    1. Hi, Niko. Thank you so much for reading my blog and commenting. I can't tell you how sorry I am that you were diagnosed with MS. It kills a little piece of me when I hear of yet another who will be forced to deal with this disease. I wish I could tell you that I figured out the perfect career for myself, but that didn't happen. I was 21 when diagnosed and the MS hit me HARD the first 8 years or so. I realized that working "temp" jobs would be the easiest, so that's what I did until I was 31, when my neurologist suggested I stop working. It wasn't an easy piece of advice for him to give, considering how young I was, but he could see how quickly my MS was advancing and being constantly exposed to germs was the culprit. So my alternative career has been staying at home with my three beautiful kitties, figuring out new ways to accomplish every day tasks and learning to love myself.. which was the hardest thing for me to do. I can't say life will be easy for you but maybe you'll be doing things in a few years that you can't imagine you would have been able to do. I'm still ambulatory, after 21 years.. who would have thought? Just try to stay positive and look me up on Facebook anytime. :)
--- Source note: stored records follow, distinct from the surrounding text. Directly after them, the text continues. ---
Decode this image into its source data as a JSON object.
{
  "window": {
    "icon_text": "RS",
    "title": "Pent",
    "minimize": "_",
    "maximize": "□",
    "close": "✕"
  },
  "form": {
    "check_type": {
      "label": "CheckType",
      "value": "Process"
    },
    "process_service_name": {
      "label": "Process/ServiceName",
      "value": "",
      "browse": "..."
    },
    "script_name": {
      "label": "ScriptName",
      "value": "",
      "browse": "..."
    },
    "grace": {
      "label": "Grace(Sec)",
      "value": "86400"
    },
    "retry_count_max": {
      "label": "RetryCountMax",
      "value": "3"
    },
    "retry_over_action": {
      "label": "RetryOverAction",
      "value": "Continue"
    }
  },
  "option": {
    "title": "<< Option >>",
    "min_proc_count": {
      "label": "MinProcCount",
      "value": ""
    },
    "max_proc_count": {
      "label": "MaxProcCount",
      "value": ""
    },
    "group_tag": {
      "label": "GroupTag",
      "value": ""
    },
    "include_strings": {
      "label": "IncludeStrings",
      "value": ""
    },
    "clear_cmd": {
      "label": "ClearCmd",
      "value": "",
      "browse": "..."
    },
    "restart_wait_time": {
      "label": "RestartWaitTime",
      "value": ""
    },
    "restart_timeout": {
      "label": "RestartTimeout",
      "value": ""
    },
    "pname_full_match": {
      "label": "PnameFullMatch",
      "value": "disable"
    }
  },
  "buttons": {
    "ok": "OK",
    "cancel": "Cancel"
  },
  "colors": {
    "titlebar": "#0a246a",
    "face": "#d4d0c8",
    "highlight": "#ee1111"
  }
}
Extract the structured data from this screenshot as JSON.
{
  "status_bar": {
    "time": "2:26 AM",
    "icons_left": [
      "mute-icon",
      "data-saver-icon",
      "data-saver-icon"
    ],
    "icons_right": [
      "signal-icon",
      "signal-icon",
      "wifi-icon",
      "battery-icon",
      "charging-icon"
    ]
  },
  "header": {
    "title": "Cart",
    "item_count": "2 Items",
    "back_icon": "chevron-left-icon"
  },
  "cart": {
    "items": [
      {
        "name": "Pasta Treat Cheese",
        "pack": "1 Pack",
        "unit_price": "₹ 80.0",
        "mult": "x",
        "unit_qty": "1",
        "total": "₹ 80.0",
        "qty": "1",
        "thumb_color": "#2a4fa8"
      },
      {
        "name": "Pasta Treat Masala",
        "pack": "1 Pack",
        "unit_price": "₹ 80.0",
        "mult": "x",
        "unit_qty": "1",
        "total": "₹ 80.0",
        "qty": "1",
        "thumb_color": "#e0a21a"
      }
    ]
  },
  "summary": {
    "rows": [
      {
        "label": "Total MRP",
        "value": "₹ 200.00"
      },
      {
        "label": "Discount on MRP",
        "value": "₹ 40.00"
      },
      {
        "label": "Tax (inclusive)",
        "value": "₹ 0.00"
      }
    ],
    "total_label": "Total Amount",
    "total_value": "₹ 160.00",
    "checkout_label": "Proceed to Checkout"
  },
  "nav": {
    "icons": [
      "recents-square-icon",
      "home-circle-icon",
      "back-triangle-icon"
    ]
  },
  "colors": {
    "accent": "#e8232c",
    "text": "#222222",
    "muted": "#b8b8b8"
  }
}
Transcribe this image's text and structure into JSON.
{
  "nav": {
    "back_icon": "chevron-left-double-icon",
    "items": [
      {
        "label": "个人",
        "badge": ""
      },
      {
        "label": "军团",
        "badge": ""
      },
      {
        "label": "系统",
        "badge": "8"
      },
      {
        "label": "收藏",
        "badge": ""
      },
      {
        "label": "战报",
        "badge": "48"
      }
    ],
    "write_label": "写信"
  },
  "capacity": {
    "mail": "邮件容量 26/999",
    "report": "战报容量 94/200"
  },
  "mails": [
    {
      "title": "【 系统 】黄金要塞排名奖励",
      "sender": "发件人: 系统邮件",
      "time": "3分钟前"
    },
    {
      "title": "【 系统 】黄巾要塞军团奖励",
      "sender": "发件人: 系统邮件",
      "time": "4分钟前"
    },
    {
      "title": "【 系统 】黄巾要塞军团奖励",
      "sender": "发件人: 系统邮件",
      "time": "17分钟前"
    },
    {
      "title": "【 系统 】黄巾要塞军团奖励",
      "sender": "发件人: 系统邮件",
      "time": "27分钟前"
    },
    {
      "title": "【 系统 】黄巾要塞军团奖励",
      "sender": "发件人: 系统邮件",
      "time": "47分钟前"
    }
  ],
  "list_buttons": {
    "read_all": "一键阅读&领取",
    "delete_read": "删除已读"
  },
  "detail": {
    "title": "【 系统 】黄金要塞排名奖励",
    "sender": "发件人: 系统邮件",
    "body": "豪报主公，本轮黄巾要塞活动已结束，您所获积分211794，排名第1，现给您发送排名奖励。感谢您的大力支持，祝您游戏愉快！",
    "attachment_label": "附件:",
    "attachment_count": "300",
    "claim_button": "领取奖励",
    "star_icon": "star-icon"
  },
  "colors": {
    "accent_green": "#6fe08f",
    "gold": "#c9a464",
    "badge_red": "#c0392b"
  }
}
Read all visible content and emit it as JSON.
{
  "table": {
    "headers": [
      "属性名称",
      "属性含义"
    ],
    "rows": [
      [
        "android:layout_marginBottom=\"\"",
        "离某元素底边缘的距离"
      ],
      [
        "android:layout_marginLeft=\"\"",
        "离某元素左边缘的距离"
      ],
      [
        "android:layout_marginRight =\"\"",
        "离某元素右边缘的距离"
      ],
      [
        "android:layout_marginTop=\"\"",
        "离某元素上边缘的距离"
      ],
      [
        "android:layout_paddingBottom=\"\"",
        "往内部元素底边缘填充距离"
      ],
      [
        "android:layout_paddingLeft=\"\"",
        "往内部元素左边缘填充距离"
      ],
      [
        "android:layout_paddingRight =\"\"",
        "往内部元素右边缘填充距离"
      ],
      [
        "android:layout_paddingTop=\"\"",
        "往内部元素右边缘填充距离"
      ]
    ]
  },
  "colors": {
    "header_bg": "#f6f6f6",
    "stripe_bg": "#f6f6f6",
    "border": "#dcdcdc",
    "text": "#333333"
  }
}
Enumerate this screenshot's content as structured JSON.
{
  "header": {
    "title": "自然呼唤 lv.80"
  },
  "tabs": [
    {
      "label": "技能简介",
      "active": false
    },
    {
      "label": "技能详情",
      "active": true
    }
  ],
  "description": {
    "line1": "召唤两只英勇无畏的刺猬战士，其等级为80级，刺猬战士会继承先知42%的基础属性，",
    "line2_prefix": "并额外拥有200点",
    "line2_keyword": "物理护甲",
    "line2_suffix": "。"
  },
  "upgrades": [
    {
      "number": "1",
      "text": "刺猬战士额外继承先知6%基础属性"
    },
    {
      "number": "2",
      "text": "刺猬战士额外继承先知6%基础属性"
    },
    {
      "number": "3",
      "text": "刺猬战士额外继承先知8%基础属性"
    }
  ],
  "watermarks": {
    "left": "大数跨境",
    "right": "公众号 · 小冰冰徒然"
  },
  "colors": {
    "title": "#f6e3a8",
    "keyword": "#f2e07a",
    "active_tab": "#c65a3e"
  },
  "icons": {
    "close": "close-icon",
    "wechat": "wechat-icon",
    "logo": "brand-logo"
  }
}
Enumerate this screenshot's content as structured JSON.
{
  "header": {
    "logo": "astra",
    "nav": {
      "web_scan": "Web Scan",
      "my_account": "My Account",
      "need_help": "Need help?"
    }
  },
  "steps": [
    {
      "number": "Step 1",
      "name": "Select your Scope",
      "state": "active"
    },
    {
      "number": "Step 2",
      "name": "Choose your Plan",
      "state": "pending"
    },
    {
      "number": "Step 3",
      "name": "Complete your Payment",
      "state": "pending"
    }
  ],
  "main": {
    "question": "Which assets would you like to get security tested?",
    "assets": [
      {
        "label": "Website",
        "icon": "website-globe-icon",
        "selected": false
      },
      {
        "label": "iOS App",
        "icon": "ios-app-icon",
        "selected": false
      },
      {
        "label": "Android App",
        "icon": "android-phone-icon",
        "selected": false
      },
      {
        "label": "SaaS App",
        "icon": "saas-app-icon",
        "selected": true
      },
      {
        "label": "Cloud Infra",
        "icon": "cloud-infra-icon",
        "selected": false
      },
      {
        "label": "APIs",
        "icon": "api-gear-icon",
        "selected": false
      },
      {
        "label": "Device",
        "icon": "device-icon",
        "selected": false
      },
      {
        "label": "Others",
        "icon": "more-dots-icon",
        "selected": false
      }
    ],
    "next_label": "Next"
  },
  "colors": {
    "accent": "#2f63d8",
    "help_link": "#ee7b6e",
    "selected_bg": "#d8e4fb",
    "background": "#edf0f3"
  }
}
  2. I can really see the strength in you Lucy! It's a strength earned, not just won like in a wrestling match, and I find it so admirable. I can imagine that to stop working, when you tried so hard to do it while living with MS, must have been a very difficult thing to live through. But hey, it's a matter of adapting to and living a different style of life, and it's certainly not a question of your life being over, as I know you've already figured out! And your kittens are adorable :3 I have a kitten of 9 months. I think that she gives me so much comfort when I am feeling lonely or despaired. What a difference an animal companion does to someone!


    1. Niko, you brought tears to my eyes when you said you find my strength admirable. It took me many years to reach a point where I'm OK with my circumstances and not dwell in a world of depression. It wasn't until I made the conscious decision to be happy that life, somewhat, fell into place. I was probably 38 or so and I would literally go to the bathroom mirror every morning, force a smile and say to myself "you have MS but you can still live on your own, you have terrific parents and brothers and your girls (my cats) love and need you. You have MS but you can still smile." As time went on, I would add things such as how I'm terribly (or wonderfully!) opinionated, have a great sense of humor and people would give anything for the curls I have naturally. Yeah, I would say pretty much anything to myself until finally, I realized I WAS happy. I no longer have to convince myself of it. MS sucks. No one can even begin to debate this fact with me because I'd always win. But in the face of MS, I can smile and share my feelings and explain that it wasn't the end of the world for me but when things get difficult or words come out all jumbled up I simply say "I have MS, what's your excuse?!"

      PS-- I'm so glad you have a kitten to keep you company. The unconditional love our babies (not pets!) give us make all the difference in the world.